» **ASSIGNMENT**
Go through the entries, filter for the word "data", and copy every line that has it.

Web page and app entries

•••••

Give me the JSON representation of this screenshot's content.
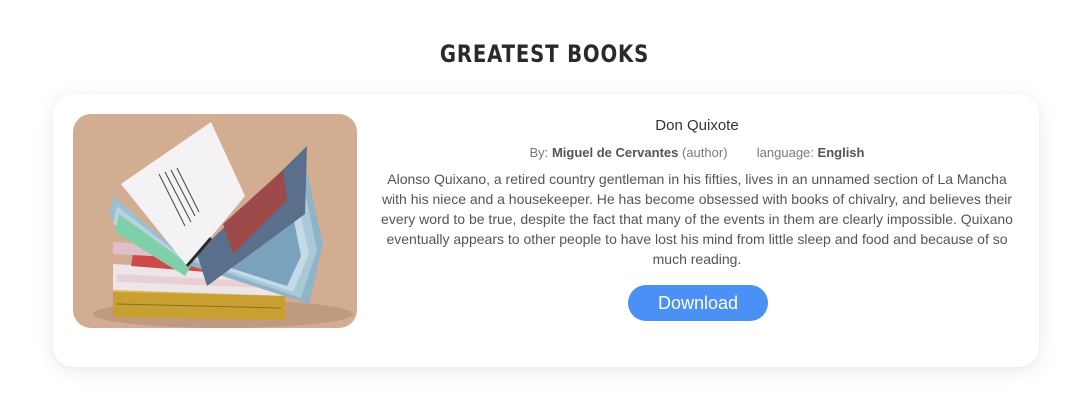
{
  "section": {
    "title": "GREATEST BOOKS"
  },
  "book": {
    "title": "Don Quixote",
    "by_label": "By:",
    "author": "Miguel de Cervantes",
    "author_role": "(author)",
    "language_label": "language:",
    "language": "English",
    "description": "Alonso Quixano, a retired country gentleman in his fifties, lives in an unnamed section of La Mancha with his niece and a housekeeper. He has become obsessed with books of chivalry, and believes their every word to be true, despite the fact that many of the events in them are clearly impossible. Quixano eventually appears to other people to have lost his mind from little sleep and food and because of so much reading.",
    "download_label": "Download",
    "cover_image": "open-book-photo"
  },
  "colors": {
    "accent": "#4a90f5",
    "background": "#ffffff",
    "title_text": "#2a2a2a"
  }
}
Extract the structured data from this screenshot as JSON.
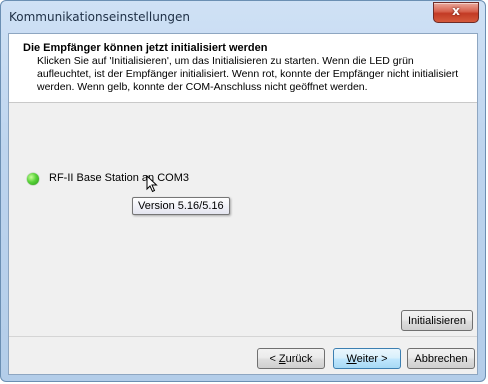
{
  "window": {
    "title": "Kommunikationseinstellungen",
    "close_glyph": "x"
  },
  "header": {
    "title": "Die Empfänger können jetzt initialisiert werden",
    "description": "Klicken Sie auf 'Initialisieren', um das Initialisieren zu starten. Wenn die LED grün aufleuchtet, ist der Empfänger initialisiert. Wenn rot, konnte der Empfänger nicht initialisiert werden. Wenn gelb, konnte der COM-Anschluss nicht geöffnet werden."
  },
  "device": {
    "label": "RF-II Base Station an COM3",
    "led_status": "green",
    "led_color": "#4cc22c",
    "tooltip": "Version 5.16/5.16"
  },
  "buttons": {
    "initialize": "Initialisieren",
    "back_prefix": "< ",
    "back_underlined": "Z",
    "back_rest": "urück",
    "next_underlined": "W",
    "next_rest": "eiter >",
    "cancel": "Abbrechen"
  }
}
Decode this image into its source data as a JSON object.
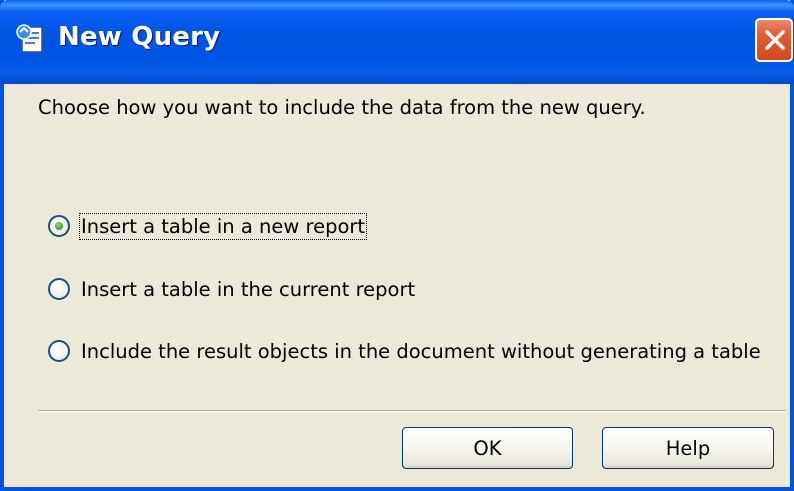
{
  "window": {
    "title": "New Query",
    "title_icon": "query-document-icon",
    "close_icon": "close-icon"
  },
  "instruction": "Choose how you want to include the data from the new query.",
  "options": [
    {
      "label": "Insert a table in a new report",
      "checked": true
    },
    {
      "label": "Insert a table in the current report",
      "checked": false
    },
    {
      "label": "Include the result objects in the document without generating a table",
      "checked": false
    }
  ],
  "buttons": {
    "ok_label": "OK",
    "help_label": "Help"
  },
  "colors": {
    "titlebar": "#0054e3",
    "dialog_bg": "#ece9d8",
    "close_button": "#e25d36",
    "radio_dot": "#3fae2c"
  }
}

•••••

» **SOLVED PROBLEM**
Extract the structured data from this screenshot as JSON.
Decode this image into its source data as a JSON object.
  "instruction": "Choose how you want to include the data from the new query.",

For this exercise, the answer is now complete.